— What you should do —
Determine how many lines of the material hold the word "Product", and answer with the number only.

+-------+

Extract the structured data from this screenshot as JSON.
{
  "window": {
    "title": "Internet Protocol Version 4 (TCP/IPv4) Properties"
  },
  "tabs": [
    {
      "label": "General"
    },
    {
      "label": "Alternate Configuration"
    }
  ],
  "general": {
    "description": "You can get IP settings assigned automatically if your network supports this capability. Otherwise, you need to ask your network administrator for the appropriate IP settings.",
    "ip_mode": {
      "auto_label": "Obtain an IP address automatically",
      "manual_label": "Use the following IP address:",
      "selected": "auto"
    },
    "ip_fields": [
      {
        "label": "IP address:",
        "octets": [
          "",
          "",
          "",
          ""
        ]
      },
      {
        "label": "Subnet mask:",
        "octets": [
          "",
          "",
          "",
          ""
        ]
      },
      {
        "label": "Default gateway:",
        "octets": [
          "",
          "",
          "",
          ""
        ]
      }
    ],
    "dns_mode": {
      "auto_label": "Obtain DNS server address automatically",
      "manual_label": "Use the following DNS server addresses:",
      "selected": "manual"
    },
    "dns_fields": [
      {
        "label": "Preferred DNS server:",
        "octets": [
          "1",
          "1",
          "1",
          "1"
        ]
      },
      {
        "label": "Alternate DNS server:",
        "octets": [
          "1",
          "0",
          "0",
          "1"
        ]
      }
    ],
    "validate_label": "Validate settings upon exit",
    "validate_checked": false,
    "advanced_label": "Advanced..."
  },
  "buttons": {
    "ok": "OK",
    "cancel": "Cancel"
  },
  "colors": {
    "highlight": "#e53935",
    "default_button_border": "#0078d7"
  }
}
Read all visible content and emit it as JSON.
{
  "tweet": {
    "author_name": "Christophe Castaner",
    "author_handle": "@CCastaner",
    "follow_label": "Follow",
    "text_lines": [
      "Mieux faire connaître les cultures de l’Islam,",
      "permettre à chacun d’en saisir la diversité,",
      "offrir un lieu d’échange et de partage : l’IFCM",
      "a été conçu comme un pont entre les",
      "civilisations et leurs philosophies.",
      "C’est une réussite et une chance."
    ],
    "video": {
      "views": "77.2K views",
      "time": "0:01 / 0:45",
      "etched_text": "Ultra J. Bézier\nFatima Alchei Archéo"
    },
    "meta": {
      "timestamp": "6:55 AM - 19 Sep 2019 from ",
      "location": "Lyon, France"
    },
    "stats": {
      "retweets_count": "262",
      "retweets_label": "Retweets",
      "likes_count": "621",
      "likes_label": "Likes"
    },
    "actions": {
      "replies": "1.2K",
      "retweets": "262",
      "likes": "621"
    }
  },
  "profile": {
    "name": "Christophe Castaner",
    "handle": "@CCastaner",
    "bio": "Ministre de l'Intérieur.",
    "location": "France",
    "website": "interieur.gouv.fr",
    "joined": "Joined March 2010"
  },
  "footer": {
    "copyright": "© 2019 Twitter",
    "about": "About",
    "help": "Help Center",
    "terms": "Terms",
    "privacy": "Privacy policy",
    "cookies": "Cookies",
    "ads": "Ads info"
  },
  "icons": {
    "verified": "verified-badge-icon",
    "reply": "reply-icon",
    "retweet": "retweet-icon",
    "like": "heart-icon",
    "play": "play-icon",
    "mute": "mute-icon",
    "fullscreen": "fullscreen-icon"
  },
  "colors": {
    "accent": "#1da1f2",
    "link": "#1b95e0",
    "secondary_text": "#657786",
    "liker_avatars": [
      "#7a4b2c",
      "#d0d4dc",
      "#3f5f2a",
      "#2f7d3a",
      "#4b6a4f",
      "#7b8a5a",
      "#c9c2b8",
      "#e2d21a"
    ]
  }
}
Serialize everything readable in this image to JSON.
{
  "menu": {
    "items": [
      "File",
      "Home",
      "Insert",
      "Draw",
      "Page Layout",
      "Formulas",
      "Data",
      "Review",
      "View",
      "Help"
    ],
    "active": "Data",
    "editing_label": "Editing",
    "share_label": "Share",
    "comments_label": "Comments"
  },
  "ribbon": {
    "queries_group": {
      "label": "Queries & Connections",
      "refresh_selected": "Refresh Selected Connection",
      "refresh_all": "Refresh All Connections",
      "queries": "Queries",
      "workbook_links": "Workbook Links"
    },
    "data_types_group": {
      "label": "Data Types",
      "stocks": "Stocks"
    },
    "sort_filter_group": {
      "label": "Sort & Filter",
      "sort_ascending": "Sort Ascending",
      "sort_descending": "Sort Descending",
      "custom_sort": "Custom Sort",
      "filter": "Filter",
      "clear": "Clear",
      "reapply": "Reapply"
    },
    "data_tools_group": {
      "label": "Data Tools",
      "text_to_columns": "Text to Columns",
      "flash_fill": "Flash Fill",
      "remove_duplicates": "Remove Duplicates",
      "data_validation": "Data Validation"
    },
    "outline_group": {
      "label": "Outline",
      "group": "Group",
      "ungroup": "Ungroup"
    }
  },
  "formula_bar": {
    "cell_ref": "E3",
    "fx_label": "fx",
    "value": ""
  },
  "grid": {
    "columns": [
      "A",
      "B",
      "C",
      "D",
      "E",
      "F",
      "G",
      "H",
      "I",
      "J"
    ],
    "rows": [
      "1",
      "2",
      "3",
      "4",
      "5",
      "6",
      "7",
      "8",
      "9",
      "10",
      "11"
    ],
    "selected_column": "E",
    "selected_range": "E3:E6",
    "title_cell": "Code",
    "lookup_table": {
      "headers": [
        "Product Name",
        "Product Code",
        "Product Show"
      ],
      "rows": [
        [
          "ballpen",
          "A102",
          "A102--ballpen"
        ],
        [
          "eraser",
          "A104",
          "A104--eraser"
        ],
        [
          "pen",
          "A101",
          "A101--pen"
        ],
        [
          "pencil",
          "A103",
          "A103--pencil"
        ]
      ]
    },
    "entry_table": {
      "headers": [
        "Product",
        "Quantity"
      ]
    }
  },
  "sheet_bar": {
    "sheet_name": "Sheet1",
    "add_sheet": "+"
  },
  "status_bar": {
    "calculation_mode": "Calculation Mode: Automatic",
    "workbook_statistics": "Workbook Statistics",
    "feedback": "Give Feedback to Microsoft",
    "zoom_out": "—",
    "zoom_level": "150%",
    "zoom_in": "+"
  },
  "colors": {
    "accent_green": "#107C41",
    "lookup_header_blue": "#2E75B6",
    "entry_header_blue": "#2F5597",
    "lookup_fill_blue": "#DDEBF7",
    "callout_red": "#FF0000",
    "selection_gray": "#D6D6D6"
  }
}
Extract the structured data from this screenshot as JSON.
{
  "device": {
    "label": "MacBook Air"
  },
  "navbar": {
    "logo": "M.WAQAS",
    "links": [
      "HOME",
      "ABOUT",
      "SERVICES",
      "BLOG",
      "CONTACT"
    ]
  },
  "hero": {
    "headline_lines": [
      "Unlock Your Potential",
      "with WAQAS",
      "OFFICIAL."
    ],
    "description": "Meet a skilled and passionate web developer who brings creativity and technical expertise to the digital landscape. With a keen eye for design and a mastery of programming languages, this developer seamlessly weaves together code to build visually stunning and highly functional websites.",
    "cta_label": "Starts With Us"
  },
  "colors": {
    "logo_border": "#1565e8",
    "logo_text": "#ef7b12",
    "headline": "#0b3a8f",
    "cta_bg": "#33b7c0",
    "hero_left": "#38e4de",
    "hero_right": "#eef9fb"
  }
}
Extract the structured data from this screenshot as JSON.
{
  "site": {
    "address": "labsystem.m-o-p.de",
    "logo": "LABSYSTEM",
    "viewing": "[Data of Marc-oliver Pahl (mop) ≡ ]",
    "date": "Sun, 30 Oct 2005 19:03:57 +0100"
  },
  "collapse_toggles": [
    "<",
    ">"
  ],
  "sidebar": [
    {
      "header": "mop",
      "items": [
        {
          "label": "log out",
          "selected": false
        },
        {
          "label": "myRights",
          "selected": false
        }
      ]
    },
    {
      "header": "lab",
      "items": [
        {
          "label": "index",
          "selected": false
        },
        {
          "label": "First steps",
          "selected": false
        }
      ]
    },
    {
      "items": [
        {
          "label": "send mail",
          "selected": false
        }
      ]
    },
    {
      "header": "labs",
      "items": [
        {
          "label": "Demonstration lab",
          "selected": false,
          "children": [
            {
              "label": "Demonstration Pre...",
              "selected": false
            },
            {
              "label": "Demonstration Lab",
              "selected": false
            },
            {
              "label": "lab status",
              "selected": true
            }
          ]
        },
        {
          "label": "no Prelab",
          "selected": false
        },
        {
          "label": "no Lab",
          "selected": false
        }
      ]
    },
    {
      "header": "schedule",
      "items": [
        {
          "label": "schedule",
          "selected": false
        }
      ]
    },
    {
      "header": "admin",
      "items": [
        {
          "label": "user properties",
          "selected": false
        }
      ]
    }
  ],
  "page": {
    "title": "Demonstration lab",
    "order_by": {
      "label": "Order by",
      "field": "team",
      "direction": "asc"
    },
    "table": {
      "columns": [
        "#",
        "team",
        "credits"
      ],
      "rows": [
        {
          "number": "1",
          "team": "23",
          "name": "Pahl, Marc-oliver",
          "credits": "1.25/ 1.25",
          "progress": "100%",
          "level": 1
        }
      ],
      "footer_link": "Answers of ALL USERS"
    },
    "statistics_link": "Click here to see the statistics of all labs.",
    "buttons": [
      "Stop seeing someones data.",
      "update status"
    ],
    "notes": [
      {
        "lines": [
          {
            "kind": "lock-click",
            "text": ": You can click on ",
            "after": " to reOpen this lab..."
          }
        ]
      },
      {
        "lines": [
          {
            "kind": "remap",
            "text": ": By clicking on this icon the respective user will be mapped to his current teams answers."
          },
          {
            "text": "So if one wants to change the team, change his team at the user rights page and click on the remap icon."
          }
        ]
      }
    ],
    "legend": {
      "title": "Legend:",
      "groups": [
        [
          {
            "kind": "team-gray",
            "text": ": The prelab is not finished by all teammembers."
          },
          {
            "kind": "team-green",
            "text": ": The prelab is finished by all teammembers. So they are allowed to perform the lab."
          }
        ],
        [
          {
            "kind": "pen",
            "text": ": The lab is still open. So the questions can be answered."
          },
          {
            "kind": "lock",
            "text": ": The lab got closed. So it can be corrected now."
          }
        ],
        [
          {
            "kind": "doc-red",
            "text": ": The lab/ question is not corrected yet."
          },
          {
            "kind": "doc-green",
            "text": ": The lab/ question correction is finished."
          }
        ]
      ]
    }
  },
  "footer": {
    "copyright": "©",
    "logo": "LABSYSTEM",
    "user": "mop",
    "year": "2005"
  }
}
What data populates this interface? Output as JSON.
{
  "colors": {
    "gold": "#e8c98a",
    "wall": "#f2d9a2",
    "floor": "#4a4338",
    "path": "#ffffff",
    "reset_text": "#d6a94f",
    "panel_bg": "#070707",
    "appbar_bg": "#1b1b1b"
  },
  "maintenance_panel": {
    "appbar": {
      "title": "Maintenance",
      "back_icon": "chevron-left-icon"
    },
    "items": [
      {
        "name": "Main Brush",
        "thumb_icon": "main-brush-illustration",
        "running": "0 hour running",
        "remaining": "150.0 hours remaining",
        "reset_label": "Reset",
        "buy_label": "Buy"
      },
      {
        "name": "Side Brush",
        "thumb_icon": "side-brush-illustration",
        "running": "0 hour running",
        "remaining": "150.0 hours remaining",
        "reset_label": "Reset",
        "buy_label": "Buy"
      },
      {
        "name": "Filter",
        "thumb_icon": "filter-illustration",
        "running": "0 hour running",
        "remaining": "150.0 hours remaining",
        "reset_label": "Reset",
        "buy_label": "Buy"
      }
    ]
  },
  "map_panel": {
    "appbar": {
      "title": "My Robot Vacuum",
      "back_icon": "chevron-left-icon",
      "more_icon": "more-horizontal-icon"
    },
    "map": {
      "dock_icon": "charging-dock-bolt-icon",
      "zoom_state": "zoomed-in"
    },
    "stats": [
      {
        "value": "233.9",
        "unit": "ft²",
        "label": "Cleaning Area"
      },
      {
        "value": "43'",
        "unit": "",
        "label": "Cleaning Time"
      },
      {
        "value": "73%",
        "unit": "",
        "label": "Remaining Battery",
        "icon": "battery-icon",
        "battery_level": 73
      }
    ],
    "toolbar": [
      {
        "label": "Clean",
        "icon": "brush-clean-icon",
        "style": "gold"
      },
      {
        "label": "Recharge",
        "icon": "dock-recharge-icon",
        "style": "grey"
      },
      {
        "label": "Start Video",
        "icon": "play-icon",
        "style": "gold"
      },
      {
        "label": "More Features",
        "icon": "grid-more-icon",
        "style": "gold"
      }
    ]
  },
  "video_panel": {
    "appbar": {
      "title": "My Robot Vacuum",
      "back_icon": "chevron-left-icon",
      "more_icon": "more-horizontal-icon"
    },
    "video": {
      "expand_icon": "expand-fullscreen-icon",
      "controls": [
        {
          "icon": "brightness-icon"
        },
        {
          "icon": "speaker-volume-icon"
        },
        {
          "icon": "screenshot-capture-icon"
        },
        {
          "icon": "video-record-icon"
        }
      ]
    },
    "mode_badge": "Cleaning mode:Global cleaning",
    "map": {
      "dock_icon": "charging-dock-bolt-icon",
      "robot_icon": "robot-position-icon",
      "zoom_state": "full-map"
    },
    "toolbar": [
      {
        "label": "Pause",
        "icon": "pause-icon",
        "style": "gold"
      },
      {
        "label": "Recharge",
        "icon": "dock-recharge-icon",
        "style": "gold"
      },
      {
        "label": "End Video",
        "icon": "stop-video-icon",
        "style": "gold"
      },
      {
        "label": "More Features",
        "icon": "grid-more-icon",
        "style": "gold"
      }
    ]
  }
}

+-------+

— Task answer —
4